Displaying your prints and photographs
The enemies of prints and photographs are heat, humidity, light, and air pollutants. As a result, a museum might utilize a climate-controlled room with purified air for long-term storage.
In choosing a location to display your artwork, a room with moderate, non-fluctuating temperatures is probably best. Overly damp rooms, such as basements, kitchens, or bathrooms, aren’t good locations. Nor are hot attics. And don’t display your artwork where a heating or cooling register might blow warm or cool air directly on it.
Just as light can fade upholstery, light can fade photographs and prints. This can be minimized by displaying your artwork away from windows or bright light. Indirect light is best. It will also help to display your artwork under glass or plastic, both of which block some of the ultraviolet light found in sunlight and fluorescent light.

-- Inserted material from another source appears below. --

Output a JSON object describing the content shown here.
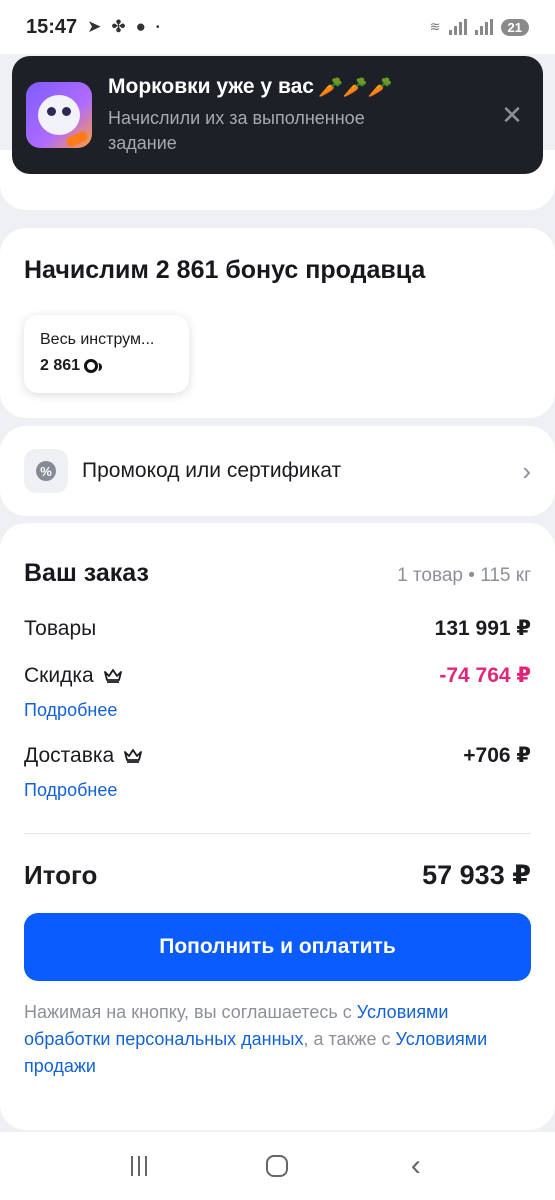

Some framing materials can be a problem because they can contain acid or they give off pollutants, both of which can damage your artwork. We use acid-free foam board and matts for this reason. When you select a frame, choose one that does not give off pollutants. For example, inexpensive wood frames may be made of pine, which emit chemicals known as terpenes. Terpenes give pine its distinctive aroma, but they are considered pollutants, and they can damage artwork. We tend to prefer metal frames because they are inert.

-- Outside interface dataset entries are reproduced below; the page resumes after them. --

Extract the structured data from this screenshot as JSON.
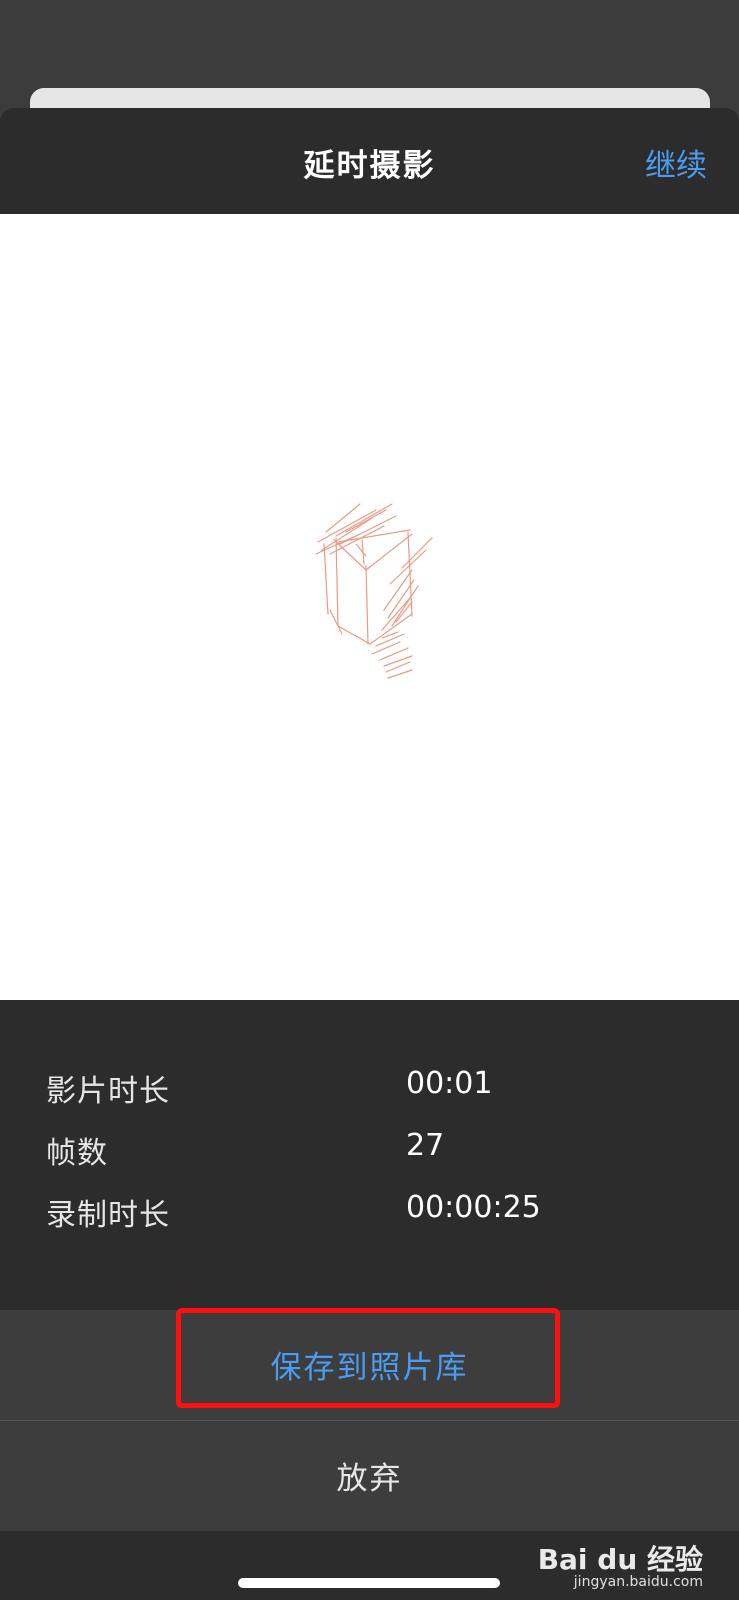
{
  "header": {
    "title": "延时摄影",
    "continue_label": "继续"
  },
  "info": {
    "rows": [
      {
        "label": "影片时长",
        "value": "00:01"
      },
      {
        "label": "帧数",
        "value": "27"
      },
      {
        "label": "录制时长",
        "value": "00:00:25"
      }
    ]
  },
  "actions": {
    "save_label": "保存到照片库",
    "discard_label": "放弃"
  },
  "watermark": {
    "logo_text": "Bai du 经验",
    "url": "jingyan.baidu.com"
  },
  "colors": {
    "accent": "#4a9cf0",
    "sheet": "#2c2c2c",
    "button_bg": "#3d3d3d",
    "highlight": "#ff1010",
    "sketch_stroke": "#e8907a"
  }
}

If properly prepared and cared for, there is no reason that your prints and photographs can’t last for 100 years or more.